Your Strategy

After you read these articles, think about the issues. From your letter, it sounds like your son needs individualized instruction so he can master the basic skills.

If you decide you do not want the school to retain your child, write a letter to the IEP team and ask them to meet with you before school begins to resolve this issue. Be sure to include copies of these articles from National Association of School Psychologists with your letter.

Good luck!

Learn About Retention & Social Promotion

Learn About IEPs

Learn About Free Appropriate Education (FAPE)

To Top

Email Newsletter icon, E-mail Newsletter icon, Email List icon, E-mail List icon The Special Ed Advocate: It's Free!


Wrightslaw: Special Education Law, 2nd Edition, by Pam and Pete Wright Wrightslaw: All About IEPs Surviving Due Process: Stephen Jeffers v. School Board

Copyright 1998-2014, Peter W. D. Wright and Pamela Darr Wright.
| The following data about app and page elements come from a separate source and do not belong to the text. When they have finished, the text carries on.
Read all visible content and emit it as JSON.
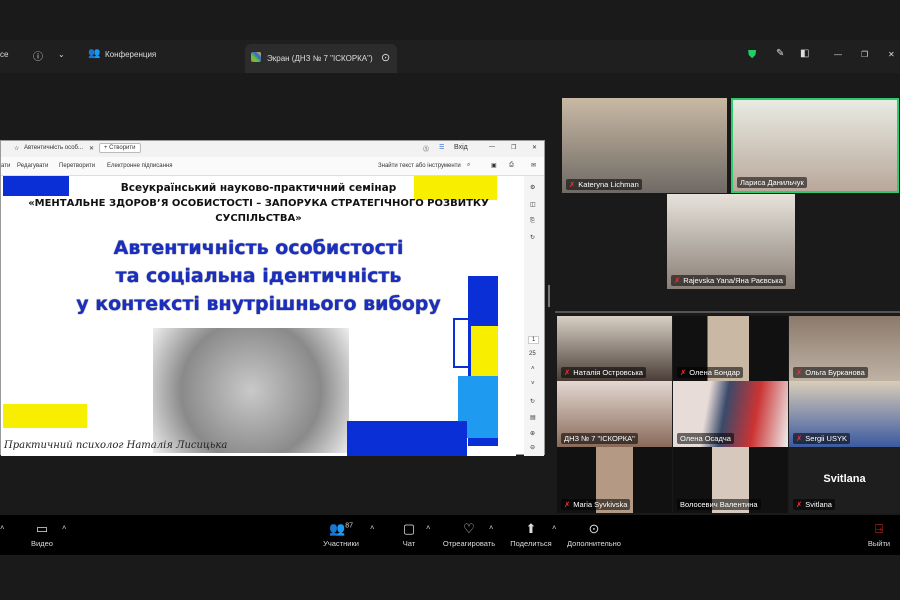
{
  "topbar": {
    "left_fragment": "ce",
    "info_icon": "info",
    "conference_label": "Конференция",
    "screen_tab_label": "Экран (ДНЗ № 7 \"ІСКОРКА\")"
  },
  "browser": {
    "tab_title": "Автентичність особ...",
    "new_button": "+ Створити",
    "signin": "Вхід",
    "menu": [
      "ати",
      "Редагувати",
      "Перетворити",
      "Електронне підписання"
    ],
    "search": "Знайти текст або інструменти",
    "page_current": "1",
    "page_total": "25"
  },
  "slide": {
    "subtitle1": "Всеукраїнський науково-практичний семінар",
    "subtitle2": "«МЕНТАЛЬНЕ ЗДОРОВ’Я ОСОБИСТОСТІ – ЗАПОРУКА СТРАТЕГІЧНОГО РОЗВИТКУ",
    "subtitle3": "СУСПІЛЬСТВА»",
    "title1": "Автентичність особистості",
    "title2": "та соціальна ідентичність",
    "title3": "у контексті внутрішнього вибору",
    "author": "Практичний психолог Наталія Лисицька",
    "colors": {
      "blue": "#0a2fd6",
      "yellow": "#f7ee00"
    }
  },
  "participants": [
    {
      "name": "Kateryna Lichman",
      "muted": true
    },
    {
      "name": "Лариса Данильчук",
      "muted": false
    },
    {
      "name": "Rajevska Yana/Яна Раєвська",
      "muted": true
    },
    {
      "name": "Наталія Островська",
      "muted": true
    },
    {
      "name": "Олена Бондар",
      "muted": true
    },
    {
      "name": "Ольга Бурканова",
      "muted": true
    },
    {
      "name": "ДНЗ № 7 \"ІСКОРКА\"",
      "muted": false
    },
    {
      "name": "Олена Осадча",
      "muted": false
    },
    {
      "name": "Sergii USYK",
      "muted": true
    },
    {
      "name": "Maria  Syvkivska",
      "muted": true
    },
    {
      "name": "Волосевич Валентина",
      "muted": false
    },
    {
      "name": "Svitlana",
      "muted": true
    }
  ],
  "svitlana_placeholder": "Svitlana",
  "toolbar": {
    "video": "Видео",
    "participants": "Участники",
    "participants_count": "87",
    "chat": "Чат",
    "react": "Отреагировать",
    "share": "Поделиться",
    "more": "Дополнительно",
    "leave": "Выйти"
  }
}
All rights reserved.

Contact Us | Press Mission l Our Awards l Privacy Policy l Disclaimer l Site Map

Check it Out!

Wrightslaw Store

The Advocate's Store

Get Help!

Blog the Wrightslaw

Wrightslaw on Facebook

Find us on Facebook

Wrightslaw Books

Student Discounts

Military Discounts

Wrightslaw: All About IEPs

About the Book
To Order

Wrightslaw: Special Education Law, 2nd Edition, by Pam and Pete Wright
About the Book
To Order

About the Book

To Order

Surviving Due Process: Stephen Jeffers v. School Board

About the DVD Video
To Order

To Order

Wrightslaw: No Child Left Behind

About the Book
To Order

Wrightslaw Multimedia Training

Understanding Your Child's
Test Scores (1.5 hrs)

Understanding Your Child's Test Scores

Learn More
To Order
Retail Price: $
Wrightslaw Special: $14.95

Special Education Law & Advocacy Training
(6.5 hrs)

Wrightslaw WebEx Special Education Law & Training Program (6.5 hrs)

Learn More
To Order
Retail Price: $99.95
Wrightslaw Special: $49.95